Tekst zostanie przetłumaczony
Loremaster Lawrence Schick spends his time creating and breathing life into the deep history and lore at the heart of The Elder Scrolls Online. In our first of many behind-the-scenes developer articles, Lawrence shares with us some of his experiences as our Loremaster, including what it’s like to write new history within the Second Era and why we chose that time period for ESO’s setting. He also explains his approach to weaving ESO’s story into Tamriel’s existing saga, and discusses the careful collaborative effort we’ve shared with Bethesda Softworks Team to ensure lore consistency in ESO.
I’m a writer on ESO, as well as the Lead Loremaster, which means I’m responsible for making sure The Elder Scrolls Online lives up to its name. As I’m sure you’re aware, the world of the Elder Scrolls has a rich history that’s been developed by a lot of talented designers at Bethesda Game Studios over the last twenty years. ESO has to honor and adhere to that legacy, while at the same time expanding upon it.
ESO is not a sequel to The Elder Scrolls V: Skyrim, or any of the other single-player games in the series – in fact, it’s set almost a thousand years before the events of Skyrim. Why did we do that?
First of all, it’s so we’re not treading on Bethesda Game Studios’ heels. BGS needs the leeway to continue their amazing series of single-player games without getting boxed in by or tangled up with ESO’s storylines. By setting our game in the series’ distant past, we avoid placing constraints on future BGS titles.
More importantly, from our standpoint, is that ESO is a multi-player game, and games with lots of heroes traveling around doing heroic stuff work best when set in times of turmoil. In periods of peace and stability heroic adventurers are really kind of a nuisance, but in times of trouble people need their help and are happy to have them around.
So for a setting we needed to pick a time of turmoil in Elder Scrolls’ long history– but not one that would be too far back, because we wanted to have the iconic and recognizable Tamrielic cultures everyone knows and loves from the single-player series. Given those criteria, one period jumped right off the timeline at us: the Interregnum, that period in Elder Scrolls’ Second Era between the fall of the Reman Empire and the rise of Tiber Septim and the Third Empire.
The Interregnum is perfect: the nine classical provinces of the Empire exist as established under Reman, and the cultures of their inhabitants have evolved enough to become the ones we’re familiar with. However, in between the Second and Third Empires there’s no strong central authority in Tamriel, and each race has the freedom to choose its own destiny. The “Emperors” who sit on the Ruby Throne have no power beyond the bounds of the central province of Cyrodiil, and often not even beyond the walls of the Imperial City. Most of these Emperors have reigns so brief their names aren’t even recorded in history.

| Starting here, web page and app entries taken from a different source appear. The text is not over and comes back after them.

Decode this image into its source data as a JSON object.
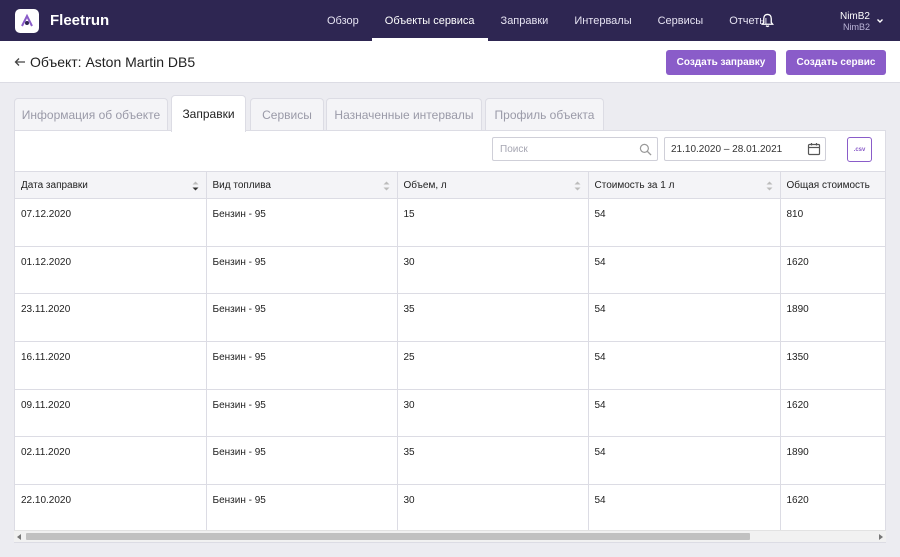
{
  "app": {
    "brand": "Fleetrun"
  },
  "nav": {
    "items": [
      {
        "label": "Обзор"
      },
      {
        "label": "Объекты сервиса"
      },
      {
        "label": "Заправки"
      },
      {
        "label": "Интервалы"
      },
      {
        "label": "Сервисы"
      },
      {
        "label": "Отчеты"
      }
    ],
    "active_index": 1
  },
  "user": {
    "name": "NimB2",
    "account": "NimB2"
  },
  "header": {
    "title": "Объект: Aston Martin DB5",
    "create_refuel_label": "Создать заправку",
    "create_service_label": "Создать сервис"
  },
  "tabs": [
    {
      "label": "Информация об объекте"
    },
    {
      "label": "Заправки"
    },
    {
      "label": "Сервисы"
    },
    {
      "label": "Назначенные интервалы"
    },
    {
      "label": "Профиль объекта"
    }
  ],
  "toolbar": {
    "search_placeholder": "Поиск",
    "date_range": "21.10.2020 – 28.01.2021",
    "csv_label": ".csv"
  },
  "table": {
    "columns": [
      "Дата заправки",
      "Вид топлива",
      "Объем, л",
      "Стоимость за 1 л",
      "Общая стоимость"
    ],
    "rows": [
      [
        "07.12.2020",
        "Бензин - 95",
        "15",
        "54",
        "810"
      ],
      [
        "01.12.2020",
        "Бензин - 95",
        "30",
        "54",
        "1620"
      ],
      [
        "23.11.2020",
        "Бензин - 95",
        "35",
        "54",
        "1890"
      ],
      [
        "16.11.2020",
        "Бензин - 95",
        "25",
        "54",
        "1350"
      ],
      [
        "09.11.2020",
        "Бензин - 95",
        "30",
        "54",
        "1620"
      ],
      [
        "02.11.2020",
        "Бензин - 95",
        "35",
        "54",
        "1890"
      ],
      [
        "22.10.2020",
        "Бензин - 95",
        "30",
        "54",
        "1620"
      ]
    ]
  },
  "colors": {
    "nav_bg": "#2e2652",
    "accent": "#8a5cc9"
  }
}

Other familiar institutions we wanted are in place by this period: the Mages Guild and Fighters Guild were both established early in the Second Era, the Dark Brotherhood first appeared around the same time, and the regional Thieves Guilds are just starting to link up. The living gods of the Tribunal rule the Dark Elves in Morrowind, the Khajiiti (Cat-Men) kingdoms have united to form Elsweyr, and we have the foundation of the first Aldmeri Dominion, one of the few times in history when the High Elves of Summerset open their borders to outsiders.
Our task, then, is to recreate the world of Tamriel as it existed in the year 2E 583, as established in existing Elder Scrolls lore, but showing you these cultures and institutions when they were still rough-hewn and new. We’re also bringing you parts of Tamriel that have never been shown before, taking you to people and places that have previously only been hinted at.
So how do we do all this and make sure we get it right? First and foremost, of course, by having the full cooperation of the original loremasters at Bethesda Game Studios. Todd Howard and his team have been great, generous with their time and always forthcoming in their answers to the many questions I fling at them. And I’ve had access to their internal design documents, which has given me insights into how they view Tamriel beyond the material in the published games.
Second, and also very important: we treat the history of Tamriel as if it were just as solid and real as Earth history. I’ve worked on my share of fantasy games, certainly, but I’ve done even more in historical settings, so I simply applied my years of experience doing historical research to understanding the history and cultures of Tamriel. Having a strong feel for real history enables me to help our team fill in the gaps in Tamriel’s history with characters and events that ring true to both worlds.
Here at ZeniMax Online I work closely with the content teams on characters, story, and dialogue to ensure consistency with the Elder Scrolls world and tone, and to help flesh out new lore that fits comfortably with the old. I consult on a daily basis with the Concept group in the Art department about the environments, cultures, and creatures of Tamriel, and with the Audio team about regional accents, dialects, and pronunciation for all the spoken dialogue in the game.
And then there’s the Elder Scrolls Lore Library – but I believe we’ll leave that for another time!